Canadians can apply for disability tax credits going back up to ten years if they live with a disability that impacted their lives in prior tax years. Claimants who recently became aware of the Disability Tax Credit should consider when they became disabled and whether they suffered prolonged impairment in the past due to their condition.
What If I Am Taking Care of a Person with a Disability?
How does the Disability Tax Credit work if the claimant is not the person with a disability? In many cases, a family member, spouse, or other companion takes care of the physical and psychological needs of a person with a disability. In these cases, the caretaker can claim some or all of the Disability Tax Credit.
Note that the line on the tax return where the claimant reports the credit is different if the claimant is:
(a) the spouse or partner of the person with the disability
(b) if the disabled person is a dependent of the claimant (such as a child)
Claimants can split the Disability Tax Credit between more than one recipient.
What Can I Do If the CRA Denies My Request for a Disability Tax Credit?
Claimants for a Disability Tax Credit who do not receive a favourable response have several options. They can:
- appeal the decision
- submit new documentation
- request a review of the decision.
Representatives of the Canada Revenue Agency are available to clarify the reasons for their decisions and answer questions about the process.
Are There Other Sources of Assistance for People with Disabilities in Canada?
Federal and provincial programs offer other forms of assistance to Canadians with disabilities, particularly those who have low incomes. See this publication for more information from the Government of Canada on benefits for people with disabilities, including
- Access resources like to Braille books and TTY connections
- Assistance finding a job with the Canada Job Bank
- Employment insurance for people who lost their job after they became disabled
- Help with accessibility at home in the workplace
- A gas tax refund if the claimant cannot use public transportation
- Disability assistance for veterans
Non-Governmental Organizations might offer grants, loans, and other sources of financial assistance. Businesses might offer low-cost or pro bono work for people with disabilities in the local community. Contact the Government of Canada for more information about organizations in the area that support people with disabilities.
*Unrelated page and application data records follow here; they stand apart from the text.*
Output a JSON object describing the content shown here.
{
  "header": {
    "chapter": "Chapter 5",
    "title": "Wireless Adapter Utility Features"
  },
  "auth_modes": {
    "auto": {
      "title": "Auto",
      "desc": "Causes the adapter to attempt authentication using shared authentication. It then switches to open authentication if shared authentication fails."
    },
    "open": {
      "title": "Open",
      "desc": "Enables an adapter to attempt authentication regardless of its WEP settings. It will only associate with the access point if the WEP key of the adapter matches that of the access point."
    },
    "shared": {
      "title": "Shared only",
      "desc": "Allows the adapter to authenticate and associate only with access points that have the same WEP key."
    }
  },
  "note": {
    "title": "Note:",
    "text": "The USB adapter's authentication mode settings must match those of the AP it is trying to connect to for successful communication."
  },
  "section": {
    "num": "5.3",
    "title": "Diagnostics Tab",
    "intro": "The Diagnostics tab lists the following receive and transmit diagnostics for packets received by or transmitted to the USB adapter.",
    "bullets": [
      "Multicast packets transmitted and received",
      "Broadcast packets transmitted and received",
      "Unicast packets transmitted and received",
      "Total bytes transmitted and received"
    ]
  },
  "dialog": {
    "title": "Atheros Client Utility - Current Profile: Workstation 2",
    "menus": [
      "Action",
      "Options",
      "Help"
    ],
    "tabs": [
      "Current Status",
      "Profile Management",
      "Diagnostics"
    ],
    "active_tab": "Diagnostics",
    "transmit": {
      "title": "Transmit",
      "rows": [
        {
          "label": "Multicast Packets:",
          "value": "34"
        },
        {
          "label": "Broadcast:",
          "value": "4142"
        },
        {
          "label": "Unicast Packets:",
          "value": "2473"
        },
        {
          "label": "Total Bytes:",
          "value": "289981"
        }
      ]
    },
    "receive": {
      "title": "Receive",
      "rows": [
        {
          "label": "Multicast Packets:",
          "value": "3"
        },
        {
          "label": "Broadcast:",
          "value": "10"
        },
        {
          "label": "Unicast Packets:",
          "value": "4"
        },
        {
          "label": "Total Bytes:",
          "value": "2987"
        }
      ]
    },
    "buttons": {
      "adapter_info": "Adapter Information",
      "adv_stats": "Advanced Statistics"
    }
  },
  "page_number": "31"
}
The Importance of Disability Insurance
How does the disability tax credit work in conjunction with private insurance? Canadian residents should have disability insurance to supplement government assistance in the event of an injury or medical condition. Many employees depend on disability insurance as part of their company’s benefits package. Disability insurance covers medical costs, lost income, and other expenses associated with a disability.
Disability insurance can cover as much as 85% of a policy holder’s income so they can maintain their quality of life during a temporary disability or adjust to a long-term disability. Employees can devote more energy to their work when they know that their disability benefits provide them and their families with security if they cannot work.
Where Can I Find Information About Disability Insurance Group Rates?
Many Canadian companies provide private disability insurance and health insurance, life insurance, and other benefits. The security of a comprehensive benefits package frees up employees to devote their full attention to work while on the job and confidence in their daily lives. Giving employees health and disability coverage options can be key to effective recruitment and retention.
Group Enroll provides disability insurance quotes and quotes for health insurance rates from the premier insurance providers in Canada. We make it easy to set up and administer group insurance plans that meet the specific needs of your business and your employees.
How does the Disability Tax Credit work? We will be happy to answer your questions. To receive quotes from Canada’s top insurance providers, simply fill out our online quote form. Or, you can get in touch with Group Enroll by sending an e-mail to email@example.com or addressing physical correspondence to 10 Great Gulf Drive, Unit 5, Vaughan, ON, L4K 5W1.